Finance Finance News Government stiffs stranded students by refusing early access to super

Government stiffs stranded students by refusing early access to super

The government cannot turn its back on international students. Photo: The New Daily
Twitter Facebook Reddit Pinterest Email

Update: On Saturday morning, the Acting Immigration Minister, Alan Tudge, announced the government will allow students who have been in Australia for more than one year to access their superannuation

This is obscene: The Australian government is refusing to give stranded foreign students their own money back.

Desperate young people – among the first to lose their casual jobs and denied access to JobKeeper or JobSeeker payments – are not allowed to access their money held in their superannuation accounts.

Under the government’s COVID-19 emergency packages, Australians, New Zealanders and permanent residents are being allowed to withdraw up to $10,000 from their super funds tax free this financial year and next if they’ve lost their jobs.

But not the hundreds of thousands of temporary visa holders, primarily young people on student visas who have been working part time, keeping our hospitality industry functioning.

Encouraging them to come here to study has been official policy, one of our key export industries.

Now it’s official policy not just to abandon those students but to punish and discriminate against them.

Their own money, often a few thousand precious dollars, is not available when they have nothing.

Source: Australian Taxation Office

It remains policy that they only get their superannuation payments when they leave the country – and then after a hefty tax whack locals aren’t copping in their extraordinary times.

Right now there are students moving out of flats they can’t afford into cheaper dormitory accommodation – so much for social distancing.

There are others moving out of dormitories to be homeless.

Many of them simply can’t get home now if they want to.

A restaurateur near me still providing takeaway coffee and meals has been rotating her casual staff through a shift a week so they have some money.

She’s doing it at a loss and has been advised to close to preserve her business.
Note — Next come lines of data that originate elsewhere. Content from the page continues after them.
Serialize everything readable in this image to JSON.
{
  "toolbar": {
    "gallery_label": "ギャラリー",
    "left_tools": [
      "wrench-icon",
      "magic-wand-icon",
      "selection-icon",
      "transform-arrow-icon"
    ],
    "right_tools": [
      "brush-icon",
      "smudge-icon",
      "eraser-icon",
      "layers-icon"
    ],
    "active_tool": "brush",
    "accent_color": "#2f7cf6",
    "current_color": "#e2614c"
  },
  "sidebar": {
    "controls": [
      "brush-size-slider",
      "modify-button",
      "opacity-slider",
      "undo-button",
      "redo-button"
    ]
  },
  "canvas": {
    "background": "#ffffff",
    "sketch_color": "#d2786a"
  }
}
She doesn’t want to – for her employees’ sake as well as her own.

The Spanish barista/student today told me the international community here is selling whatever they can. Want a cheap TV? Find a foreign student.

Others are dumping their possessions on footpaths as they can’t afford the cost of a removalist when they move to cheaper accommodation.

The barista has been working and studying here for two years. His superannuation would pay for food and keep him housed a bit longer.

As the restaurateur says, a few thousand dollars in super is a fortune right now for these people.

It’s their money, not the government’s, but they can’t have it when they need it.

The financial advice for Australians regarding superannuation withdrawals at this time is “don’t – unless you have absolutely no other option”. That doesn’t apply to these temporary residents.

The Sydney Morning Herald reports an international education agent, Mauricio Pucci, has turned over a house to destitute students.

Mr Pucci suggests early tax refunds for such students also would help, as many earned less than the tax-free threshold of $18,200 a year and thus would commonly be entitled to refunds of a thousand dollars or so.

The SMH reported that Social Services Minister Anne Ruston last week said she was looking at measures for those on temporary visas.

“I am currently working my way through those visa types to see what options there are available to assist those people,” she said.

Anne, it’s not hard, it’s not tricky. Start by giving desperate people their own money back. Now.

And then do more.

Senator Ruston shares responsibility for Centrelink’s shortcomings. She is perhaps best known for reported remarks that increasing Newstart would just mean more money for pubs and drug dealers, remarks that she says were misreported.

The temporary residents are the most obvious and largest group falling through the gaps in the government’s safety net announcements.

Another shortcoming is the requirement for casual workers to have been with one employer for 12 months to have a chance of collecting the JobKeeper payment – a higher payment than the temporarily-boosted JobSeeker payment.

There is no equity is denying someone money because they’ve changed jobs at some point in the past year – as is frequently the case for casual workers.

It looks more iniquitous when some casuals who qualify for JobKeeper are actually getting a pay rise out of it.

Similarly, sole traders need to have been operating for more than a year to qualify and then show their income has dropped by 30 per cent compared with 12 months ago.

Too bad about start-ups, or businesses that were experiencing low turnover when they were new a year ago.

Another gap: Workers employed via a labour hire company laid off when their place of work sheds people, but the large hire company hasn’t had the required halving of turnover.

The sum of the government’s three rescue packages is good, but there is more to be done, cracks to be fixed in the “bridge”.

This is not the time to be mean or to overload us with nationalistic rhetoric.

Get our policies right and we’ll create lifelong ambassadors for Australia. Get them wrong and there’s nothing to be proudly nationalistic about.